Remind your child that school is an important part of life and will help him or her on their journey to adulthood. Acknowledge their frustrations and setbacks on the new schedule and help them to brainstorm ways to get around roadblocks with the schedule at school.

You should also encourage your child to speak with their teacher if they ever have a problem or need some extra help. After all, you can't and won't be around every minute your child needs help, so teaching him some responsibility and independence even at a young age prepares them for adulthood!

Get The Whole Family Involved

The age-old adage "It takes a village to raise a child" couldn't ring truer when it comes to learning how to help your child with ADHD.

It is of the utmost importance that the people closest to you know what you are doing to assist your child so that you can be sure their lives are remaining as consistent as possible.

If you are considering allowing your child to sleep over a family member's house, be sure to send a detailed list of the schedule with them. It doesn't take very long to undo a hard-fought schedule, and it would really be a shame to have to go through the whole thing all over again!

Additionally, don't be afraid to reach out to a loved one if you are feeling overwhelmed and just need an ear or some advice. There is no shame in feeling exhausted or underprepared; parenting doesn't come with a handbook, and even the most ferociously dedicated parents struggle with helping their ADHD affected children.

Get Help From A Professional

If your child is having a difficult time adjusting to your new schedule or you feel they would be better served by a professional, consider reaching out to a licensed professional.


There are many medications that are safe and proven effective for ADHD that will help you and your child tremendously. A therapist can also help you to enrich certain aspects of your schedule.

A therapist who specializes in attention deficit disorders can have invaluable outlook regarding how to help a child with ADHD. They also know the right questions to ask to see just what will work for your child the best.

With some luck, you will find someone that your child can learn to trust and care for like a close friend. It is certainly never a bad thing to have someone in your corner that understands and wants to help. Your child will be set up for a lifetime of happy and healthy with the right care!

Previous Article

Sensory Overload & ADHD Interventions

Next Article
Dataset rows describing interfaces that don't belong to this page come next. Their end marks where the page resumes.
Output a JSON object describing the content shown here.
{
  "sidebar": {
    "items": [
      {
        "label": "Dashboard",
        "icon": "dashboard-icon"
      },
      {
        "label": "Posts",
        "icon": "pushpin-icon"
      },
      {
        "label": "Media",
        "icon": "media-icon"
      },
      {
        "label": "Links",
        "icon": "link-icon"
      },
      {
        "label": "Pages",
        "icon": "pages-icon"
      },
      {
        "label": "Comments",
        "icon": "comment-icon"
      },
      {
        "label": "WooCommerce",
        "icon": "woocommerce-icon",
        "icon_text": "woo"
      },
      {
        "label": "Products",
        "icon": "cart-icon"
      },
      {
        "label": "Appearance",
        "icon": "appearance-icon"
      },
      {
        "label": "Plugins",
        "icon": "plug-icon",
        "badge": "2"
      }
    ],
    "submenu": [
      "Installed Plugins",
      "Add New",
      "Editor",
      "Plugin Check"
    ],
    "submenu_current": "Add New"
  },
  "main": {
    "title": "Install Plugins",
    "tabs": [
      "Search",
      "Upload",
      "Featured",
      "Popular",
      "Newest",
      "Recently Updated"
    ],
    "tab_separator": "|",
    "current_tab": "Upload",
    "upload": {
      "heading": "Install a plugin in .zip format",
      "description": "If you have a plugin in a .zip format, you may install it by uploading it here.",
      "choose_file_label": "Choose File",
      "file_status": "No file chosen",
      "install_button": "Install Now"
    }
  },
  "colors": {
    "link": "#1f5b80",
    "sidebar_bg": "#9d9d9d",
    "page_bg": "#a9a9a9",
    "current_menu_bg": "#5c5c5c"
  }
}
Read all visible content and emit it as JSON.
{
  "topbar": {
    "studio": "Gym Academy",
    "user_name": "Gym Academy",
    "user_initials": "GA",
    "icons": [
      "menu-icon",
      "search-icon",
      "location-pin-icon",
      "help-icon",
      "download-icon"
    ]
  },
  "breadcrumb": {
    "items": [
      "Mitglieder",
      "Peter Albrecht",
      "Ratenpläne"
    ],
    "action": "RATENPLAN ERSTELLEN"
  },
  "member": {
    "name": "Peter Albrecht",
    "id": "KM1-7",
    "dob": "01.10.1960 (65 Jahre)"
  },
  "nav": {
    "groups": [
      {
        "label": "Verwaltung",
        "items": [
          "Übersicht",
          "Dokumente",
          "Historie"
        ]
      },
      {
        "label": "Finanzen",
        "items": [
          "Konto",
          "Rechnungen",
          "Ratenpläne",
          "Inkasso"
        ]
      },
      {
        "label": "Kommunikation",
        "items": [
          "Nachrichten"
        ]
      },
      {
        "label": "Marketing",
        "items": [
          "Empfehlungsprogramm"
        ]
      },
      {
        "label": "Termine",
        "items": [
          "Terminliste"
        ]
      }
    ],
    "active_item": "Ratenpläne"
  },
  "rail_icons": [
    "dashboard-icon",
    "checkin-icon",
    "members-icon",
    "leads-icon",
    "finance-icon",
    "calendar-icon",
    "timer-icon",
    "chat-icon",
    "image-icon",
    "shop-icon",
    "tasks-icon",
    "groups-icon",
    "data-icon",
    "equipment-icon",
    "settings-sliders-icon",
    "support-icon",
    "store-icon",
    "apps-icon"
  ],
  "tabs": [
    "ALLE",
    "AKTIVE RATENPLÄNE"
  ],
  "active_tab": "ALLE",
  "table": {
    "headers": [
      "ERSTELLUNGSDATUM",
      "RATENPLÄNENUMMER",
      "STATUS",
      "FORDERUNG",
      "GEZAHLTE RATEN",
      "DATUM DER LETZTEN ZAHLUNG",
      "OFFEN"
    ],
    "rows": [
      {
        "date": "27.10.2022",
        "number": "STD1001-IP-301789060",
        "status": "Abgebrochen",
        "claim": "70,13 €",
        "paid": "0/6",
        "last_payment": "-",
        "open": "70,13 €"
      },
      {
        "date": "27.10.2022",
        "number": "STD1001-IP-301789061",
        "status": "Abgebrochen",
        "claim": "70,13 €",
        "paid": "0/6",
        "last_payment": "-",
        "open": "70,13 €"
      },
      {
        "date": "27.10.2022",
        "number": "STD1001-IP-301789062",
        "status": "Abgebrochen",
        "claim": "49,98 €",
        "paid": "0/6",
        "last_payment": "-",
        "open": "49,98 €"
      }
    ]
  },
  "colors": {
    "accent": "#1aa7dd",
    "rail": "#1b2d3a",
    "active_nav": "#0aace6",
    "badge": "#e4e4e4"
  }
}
Improving Focus And Confidence: Exercise And ADHD
For Additional Help & Support With Your Concerns
Speak with a Licensed Therapist Today
The information on this page is not intended to be a substitution for diagnosis, treatment, or informed professional advice. You should not take any action or avoid taking any action without consulting with a qualified mental health professional. For more information, please read our terms of use.